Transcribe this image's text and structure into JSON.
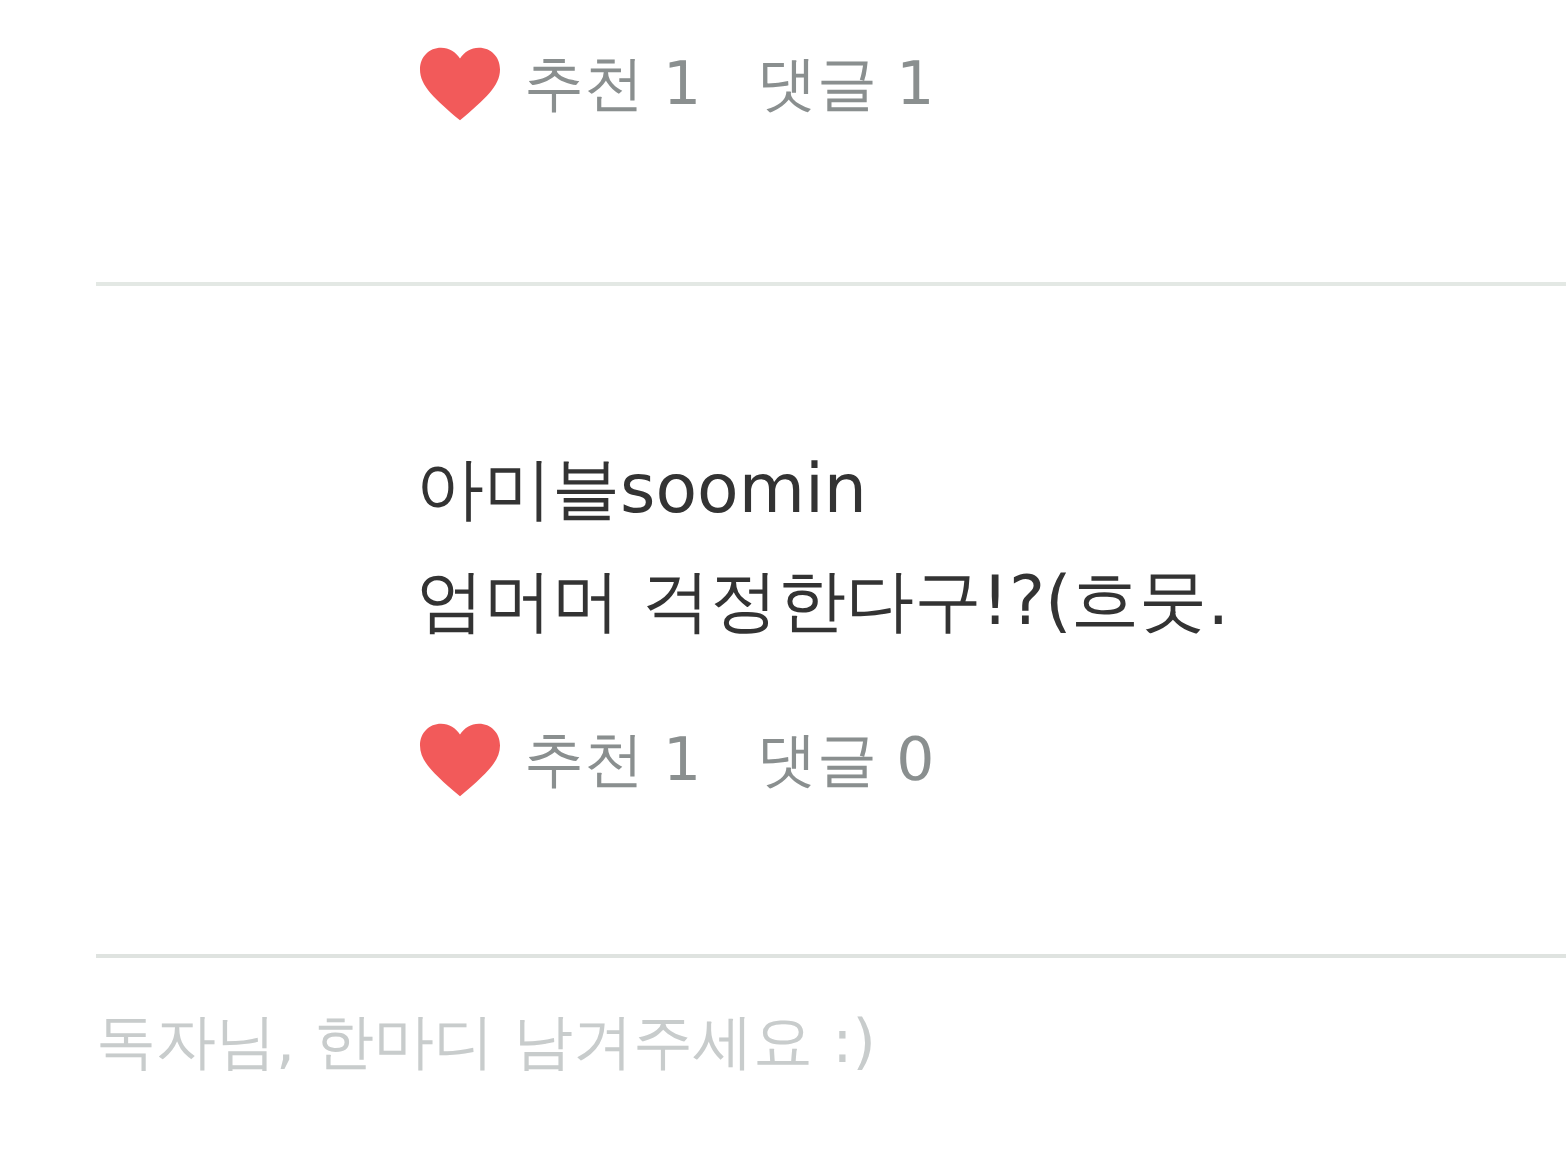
{
  "comments": [
    {
      "likes": "추천 1",
      "replies": "댓글 1",
      "liked": true
    },
    {
      "author": "아미블soomin",
      "text": "엄머머 걱정한다구!?(흐뭇.",
      "likes": "추천 1",
      "replies": "댓글 0",
      "liked": true
    }
  ],
  "reply_field": {
    "placeholder": "독자님, 한마디 남겨주세요 :)"
  }
}
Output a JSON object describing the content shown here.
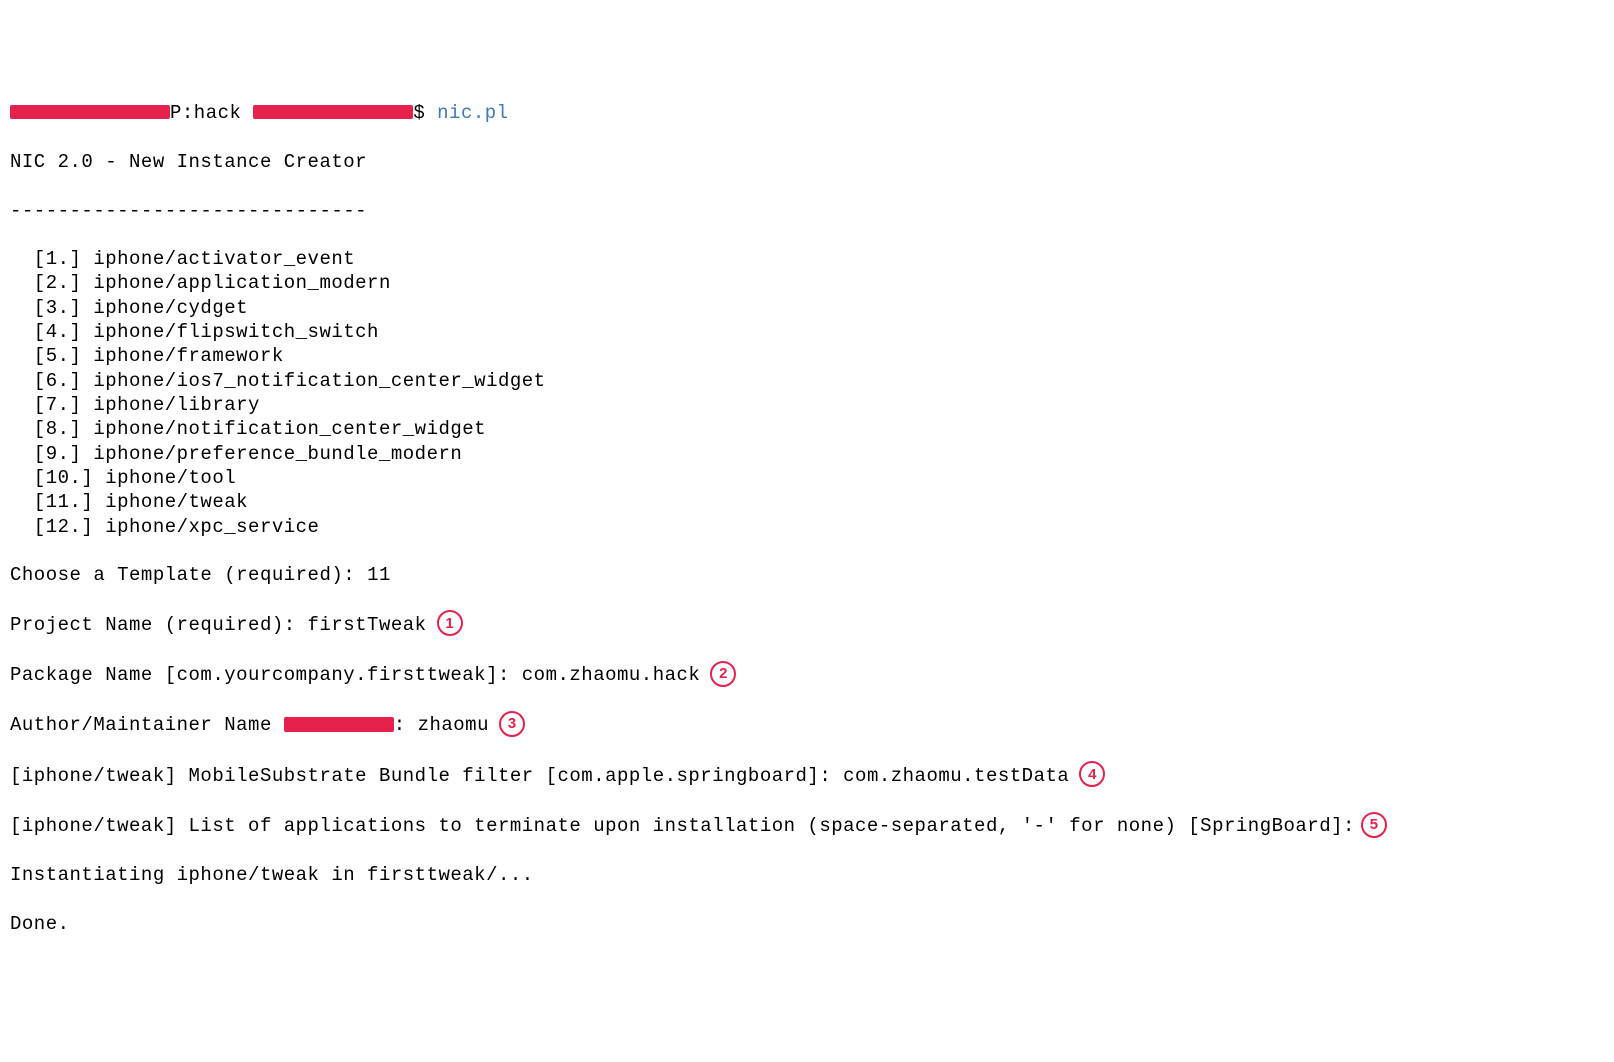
{
  "prompt": {
    "pre": "P:hack ",
    "post": "$ ",
    "command": "nic.pl"
  },
  "header": "NIC 2.0 - New Instance Creator",
  "divider": "------------------------------",
  "templates": [
    {
      "num": "1.",
      "name": "iphone/activator_event"
    },
    {
      "num": "2.",
      "name": "iphone/application_modern"
    },
    {
      "num": "3.",
      "name": "iphone/cydget"
    },
    {
      "num": "4.",
      "name": "iphone/flipswitch_switch"
    },
    {
      "num": "5.",
      "name": "iphone/framework"
    },
    {
      "num": "6.",
      "name": "iphone/ios7_notification_center_widget"
    },
    {
      "num": "7.",
      "name": "iphone/library"
    },
    {
      "num": "8.",
      "name": "iphone/notification_center_widget"
    },
    {
      "num": "9.",
      "name": "iphone/preference_bundle_modern"
    },
    {
      "num": "10.",
      "name": "iphone/tool"
    },
    {
      "num": "11.",
      "name": "iphone/tweak"
    },
    {
      "num": "12.",
      "name": "iphone/xpc_service"
    }
  ],
  "q": {
    "choose_label": "Choose a Template (required): ",
    "choose_value": "11",
    "proj_label": "Project Name (required): ",
    "proj_value": "firstTweak",
    "pkg_label": "Package Name [com.yourcompany.firsttweak]: ",
    "pkg_value": "com.zhaomu.hack",
    "author_label": "Author/Maintainer Name ",
    "author_sep": ": ",
    "author_value": "zhaomu",
    "filter_label": "[iphone/tweak] MobileSubstrate Bundle filter [com.apple.springboard]: ",
    "filter_value": "com.zhaomu.testData",
    "termlist": "[iphone/tweak] List of applications to terminate upon installation (space-separated, '-' for none) [SpringBoard]:",
    "inst": "Instantiating iphone/tweak in firsttweak/...",
    "done": "Done."
  },
  "annotations": {
    "a1": "1",
    "a2": "2",
    "a3": "3",
    "a4": "4",
    "a5": "5"
  }
}
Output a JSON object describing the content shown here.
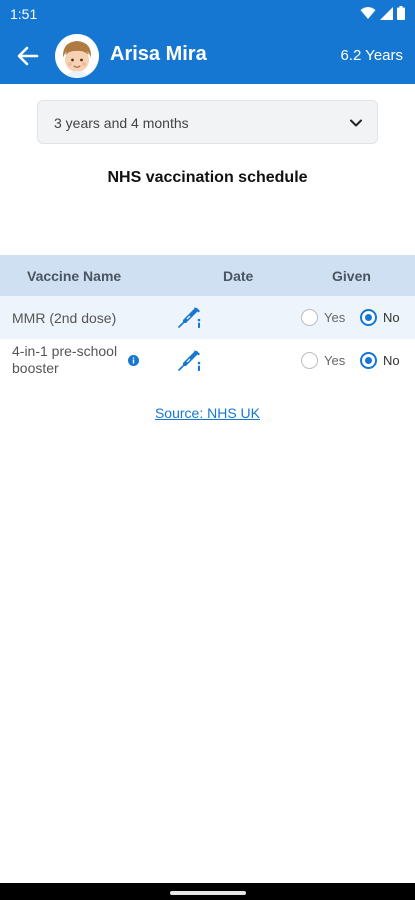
{
  "status_bar": {
    "time": "1:51",
    "icons": [
      "wifi-icon",
      "signal-icon",
      "battery-icon"
    ]
  },
  "app_bar": {
    "child_name": "Arisa Mira",
    "child_age": "6.2 Years",
    "back_icon": "arrow-left-icon",
    "color": "#1677d2"
  },
  "age_selector": {
    "selected": "3 years and 4 months"
  },
  "schedule": {
    "title": "NHS vaccination schedule",
    "columns": {
      "name": "Vaccine Name",
      "date": "Date",
      "given": "Given"
    },
    "rows": [
      {
        "name": "MMR (2nd dose)",
        "has_info": false,
        "yes_label": "Yes",
        "no_label": "No",
        "given": "No"
      },
      {
        "name": "4-in-1 pre-school booster",
        "has_info": true,
        "yes_label": "Yes",
        "no_label": "No",
        "given": "No"
      }
    ]
  },
  "source": {
    "label": "Source: NHS UK"
  }
}
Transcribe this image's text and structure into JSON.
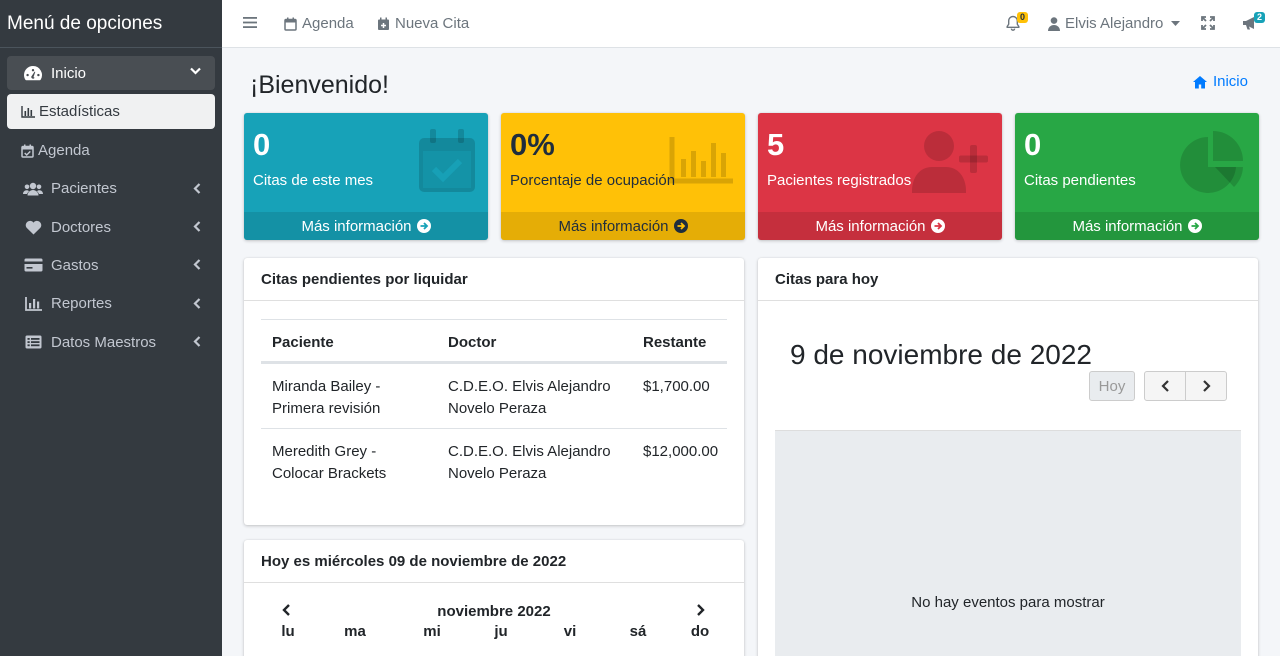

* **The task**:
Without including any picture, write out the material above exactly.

* **Result for this exercise**:
Transcribe this image's text and structure into JSON.
{
  "comments": [
    {
      "likes": "추천 1",
      "replies": "댓글 1",
      "liked": true
    },
    {
      "author": "아미블soomin",
      "text": "엄머머 걱정한다구!?(흐뭇.",
      "likes": "추천 1",
      "replies": "댓글 0",
      "liked": true
    }
  ],
  "reply_field": {
    "placeholder": "독자님, 한마디 남겨주세요 :)"
  }
}
Output a JSON object describing the content shown here.
{
  "prompt": {
    "pre": "P:hack ",
    "post": "$ ",
    "command": "nic.pl"
  },
  "header": "NIC 2.0 - New Instance Creator",
  "divider": "------------------------------",
  "templates": [
    {
      "num": "1.",
      "name": "iphone/activator_event"
    },
    {
      "num": "2.",
      "name": "iphone/application_modern"
    },
    {
      "num": "3.",
      "name": "iphone/cydget"
    },
    {
      "num": "4.",
      "name": "iphone/flipswitch_switch"
    },
    {
      "num": "5.",
      "name": "iphone/framework"
    },
    {
      "num": "6.",
      "name": "iphone/ios7_notification_center_widget"
    },
    {
      "num": "7.",
      "name": "iphone/library"
    },
    {
      "num": "8.",
      "name": "iphone/notification_center_widget"
    },
    {
      "num": "9.",
      "name": "iphone/preference_bundle_modern"
    },
    {
      "num": "10.",
      "name": "iphone/tool"
    },
    {
      "num": "11.",
      "name": "iphone/tweak"
    },
    {
      "num": "12.",
      "name": "iphone/xpc_service"
    }
  ],
  "q": {
    "choose_label": "Choose a Template (required): ",
    "choose_value": "11",
    "proj_label": "Project Name (required): ",
    "proj_value": "firstTweak",
    "pkg_label": "Package Name [com.yourcompany.firsttweak]: ",
    "pkg_value": "com.zhaomu.hack",
    "author_label": "Author/Maintainer Name ",
    "author_sep": ": ",
    "author_value": "zhaomu",
    "filter_label": "[iphone/tweak] MobileSubstrate Bundle filter [com.apple.springboard]: ",
    "filter_value": "com.zhaomu.testData",
    "termlist": "[iphone/tweak] List of applications to terminate upon installation (space-separated, '-' for none) [SpringBoard]:",
    "inst": "Instantiating iphone/tweak in firsttweak/...",
    "done": "Done."
  },
  "annotations": {
    "a1": "1",
    "a2": "2",
    "a3": "3",
    "a4": "4",
    "a5": "5"
  }
}
Output a JSON object describing the content shown here.
{
  "status_bar": {
    "time": "1:51",
    "icons": [
      "wifi-icon",
      "signal-icon",
      "battery-icon"
    ]
  },
  "app_bar": {
    "child_name": "Arisa Mira",
    "child_age": "6.2 Years",
    "back_icon": "arrow-left-icon",
    "color": "#1677d2"
  },
  "age_selector": {
    "selected": "3 years and 4 months"
  },
  "schedule": {
    "title": "NHS vaccination schedule",
    "columns": {
      "name": "Vaccine Name",
      "date": "Date",
      "given": "Given"
    },
    "rows": [
      {
        "name": "MMR (2nd dose)",
        "has_info": false,
        "yes_label": "Yes",
        "no_label": "No",
        "given": "No"
      },
      {
        "name": "4-in-1 pre-school booster",
        "has_info": true,
        "yes_label": "Yes",
        "no_label": "No",
        "given": "No"
      }
    ]
  },
  "source": {
    "label": "Source: NHS UK"
  }
}
Transcribe this image's text and structure into JSON.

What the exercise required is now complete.